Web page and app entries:

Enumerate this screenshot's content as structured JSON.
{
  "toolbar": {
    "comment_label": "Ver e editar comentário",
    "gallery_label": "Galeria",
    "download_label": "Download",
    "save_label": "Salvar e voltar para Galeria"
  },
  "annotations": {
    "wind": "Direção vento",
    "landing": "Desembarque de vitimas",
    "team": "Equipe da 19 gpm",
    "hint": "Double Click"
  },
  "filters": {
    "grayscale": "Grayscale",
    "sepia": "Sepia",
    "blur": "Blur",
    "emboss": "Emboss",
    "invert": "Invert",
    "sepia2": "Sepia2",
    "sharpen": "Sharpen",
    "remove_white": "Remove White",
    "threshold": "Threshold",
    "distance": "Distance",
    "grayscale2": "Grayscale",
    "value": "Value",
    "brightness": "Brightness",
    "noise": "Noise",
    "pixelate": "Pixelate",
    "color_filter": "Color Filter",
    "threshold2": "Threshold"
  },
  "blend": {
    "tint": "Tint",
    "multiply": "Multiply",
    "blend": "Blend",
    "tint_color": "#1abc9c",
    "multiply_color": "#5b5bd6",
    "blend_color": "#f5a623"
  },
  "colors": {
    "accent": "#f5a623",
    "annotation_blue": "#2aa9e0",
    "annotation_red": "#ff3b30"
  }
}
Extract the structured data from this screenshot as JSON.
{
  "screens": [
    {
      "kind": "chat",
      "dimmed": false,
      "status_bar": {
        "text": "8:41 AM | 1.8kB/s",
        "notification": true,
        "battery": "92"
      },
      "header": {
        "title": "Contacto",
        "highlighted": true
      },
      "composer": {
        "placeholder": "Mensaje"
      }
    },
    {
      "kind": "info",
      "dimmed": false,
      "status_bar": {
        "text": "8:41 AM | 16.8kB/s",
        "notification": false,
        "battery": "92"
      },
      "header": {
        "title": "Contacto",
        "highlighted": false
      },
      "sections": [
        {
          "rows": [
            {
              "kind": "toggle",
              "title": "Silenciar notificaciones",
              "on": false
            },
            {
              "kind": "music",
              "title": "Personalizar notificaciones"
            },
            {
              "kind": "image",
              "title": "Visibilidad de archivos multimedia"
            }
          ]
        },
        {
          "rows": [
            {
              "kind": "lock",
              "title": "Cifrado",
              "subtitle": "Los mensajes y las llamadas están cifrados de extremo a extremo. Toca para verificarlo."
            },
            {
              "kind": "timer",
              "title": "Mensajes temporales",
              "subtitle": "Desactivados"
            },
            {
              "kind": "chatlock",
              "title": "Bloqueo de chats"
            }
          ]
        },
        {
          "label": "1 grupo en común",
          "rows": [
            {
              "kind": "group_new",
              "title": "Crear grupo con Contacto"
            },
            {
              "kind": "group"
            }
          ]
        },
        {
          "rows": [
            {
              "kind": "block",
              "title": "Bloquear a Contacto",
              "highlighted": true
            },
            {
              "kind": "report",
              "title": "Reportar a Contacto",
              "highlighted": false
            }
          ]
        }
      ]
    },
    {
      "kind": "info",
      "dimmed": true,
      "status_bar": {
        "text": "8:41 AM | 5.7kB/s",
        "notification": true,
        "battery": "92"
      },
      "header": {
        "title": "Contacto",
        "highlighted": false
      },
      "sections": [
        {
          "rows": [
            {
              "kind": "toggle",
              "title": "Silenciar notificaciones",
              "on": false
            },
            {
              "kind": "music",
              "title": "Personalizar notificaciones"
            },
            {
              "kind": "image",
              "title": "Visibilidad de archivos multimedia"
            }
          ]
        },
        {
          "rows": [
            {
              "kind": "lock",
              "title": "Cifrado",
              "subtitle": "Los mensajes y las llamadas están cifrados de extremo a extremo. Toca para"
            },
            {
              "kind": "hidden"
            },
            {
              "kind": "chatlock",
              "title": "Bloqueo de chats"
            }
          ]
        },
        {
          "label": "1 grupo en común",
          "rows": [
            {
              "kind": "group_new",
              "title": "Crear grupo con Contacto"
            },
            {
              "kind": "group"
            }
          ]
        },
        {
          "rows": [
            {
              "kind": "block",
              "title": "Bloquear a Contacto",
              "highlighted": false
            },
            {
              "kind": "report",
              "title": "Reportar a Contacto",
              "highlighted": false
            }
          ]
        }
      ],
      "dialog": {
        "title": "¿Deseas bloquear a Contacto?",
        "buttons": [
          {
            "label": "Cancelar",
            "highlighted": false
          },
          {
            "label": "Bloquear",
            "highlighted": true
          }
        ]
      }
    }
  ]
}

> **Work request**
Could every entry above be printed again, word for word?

> **Output below**
Enumerate this screenshot's content as structured JSON.
{
  "toolbar": {
    "comment_label": "Ver e editar comentário",
    "gallery_label": "Galeria",
    "download_label": "Download",
    "save_label": "Salvar e voltar para Galeria"
  },
  "annotations": {
    "wind": "Direção vento",
    "landing": "Desembarque de vitimas",
    "team": "Equipe da 19 gpm",
    "hint": "Double Click"
  },
  "filters": {
    "grayscale": "Grayscale",
    "sepia": "Sepia",
    "blur": "Blur",
    "emboss": "Emboss",
    "invert": "Invert",
    "sepia2": "Sepia2",
    "sharpen": "Sharpen",
    "remove_white": "Remove White",
    "threshold": "Threshold",
    "distance": "Distance",
    "grayscale2": "Grayscale",
    "value": "Value",
    "brightness": "Brightness",
    "noise": "Noise",
    "pixelate": "Pixelate",
    "color_filter": "Color Filter",
    "threshold2": "Threshold"
  },
  "blend": {
    "tint": "Tint",
    "multiply": "Multiply",
    "blend": "Blend",
    "tint_color": "#1abc9c",
    "multiply_color": "#5b5bd6",
    "blend_color": "#f5a623"
  },
  "colors": {
    "accent": "#f5a623",
    "annotation_blue": "#2aa9e0",
    "annotation_red": "#ff3b30"
  }
}
Extract the structured data from this screenshot as JSON.
{
  "screens": [
    {
      "kind": "chat",
      "dimmed": false,
      "status_bar": {
        "text": "8:41 AM | 1.8kB/s",
        "notification": true,
        "battery": "92"
      },
      "header": {
        "title": "Contacto",
        "highlighted": true
      },
      "composer": {
        "placeholder": "Mensaje"
      }
    },
    {
      "kind": "info",
      "dimmed": false,
      "status_bar": {
        "text": "8:41 AM | 16.8kB/s",
        "notification": false,
        "battery": "92"
      },
      "header": {
        "title": "Contacto",
        "highlighted": false
      },
      "sections": [
        {
          "rows": [
            {
              "kind": "toggle",
              "title": "Silenciar notificaciones",
              "on": false
            },
            {
              "kind": "music",
              "title": "Personalizar notificaciones"
            },
            {
              "kind": "image",
              "title": "Visibilidad de archivos multimedia"
            }
          ]
        },
        {
          "rows": [
            {
              "kind": "lock",
              "title": "Cifrado",
              "subtitle": "Los mensajes y las llamadas están cifrados de extremo a extremo. Toca para verificarlo."
            },
            {
              "kind": "timer",
              "title": "Mensajes temporales",
              "subtitle": "Desactivados"
            },
            {
              "kind": "chatlock",
              "title": "Bloqueo de chats"
            }
          ]
        },
        {
          "label": "1 grupo en común",
          "rows": [
            {
              "kind": "group_new",
              "title": "Crear grupo con Contacto"
            },
            {
              "kind": "group"
            }
          ]
        },
        {
          "rows": [
            {
              "kind": "block",
              "title": "Bloquear a Contacto",
              "highlighted": true
            },
            {
              "kind": "report",
              "title": "Reportar a Contacto",
              "highlighted": false
            }
          ]
        }
      ]
    },
    {
      "kind": "info",
      "dimmed": true,
      "status_bar": {
        "text": "8:41 AM | 5.7kB/s",
        "notification": true,
        "battery": "92"
      },
      "header": {
        "title": "Contacto",
        "highlighted": false
      },
      "sections": [
        {
          "rows": [
            {
              "kind": "toggle",
              "title": "Silenciar notificaciones",
              "on": false
            },
            {
              "kind": "music",
              "title": "Personalizar notificaciones"
            },
            {
              "kind": "image",
              "title": "Visibilidad de archivos multimedia"
            }
          ]
        },
        {
          "rows": [
            {
              "kind": "lock",
              "title": "Cifrado",
              "subtitle": "Los mensajes y las llamadas están cifrados de extremo a extremo. Toca para"
            },
            {
              "kind": "hidden"
            },
            {
              "kind": "chatlock",
              "title": "Bloqueo de chats"
            }
          ]
        },
        {
          "label": "1 grupo en común",
          "rows": [
            {
              "kind": "group_new",
              "title": "Crear grupo con Contacto"
            },
            {
              "kind": "group"
            }
          ]
        },
        {
          "rows": [
            {
              "kind": "block",
              "title": "Bloquear a Contacto",
              "highlighted": false
            },
            {
              "kind": "report",
              "title": "Reportar a Contacto",
              "highlighted": false
            }
          ]
        }
      ],
      "dialog": {
        "title": "¿Deseas bloquear a Contacto?",
        "buttons": [
          {
            "label": "Cancelar",
            "highlighted": false
          },
          {
            "label": "Bloquear",
            "highlighted": true
          }
        ]
      }
    }
  ]
}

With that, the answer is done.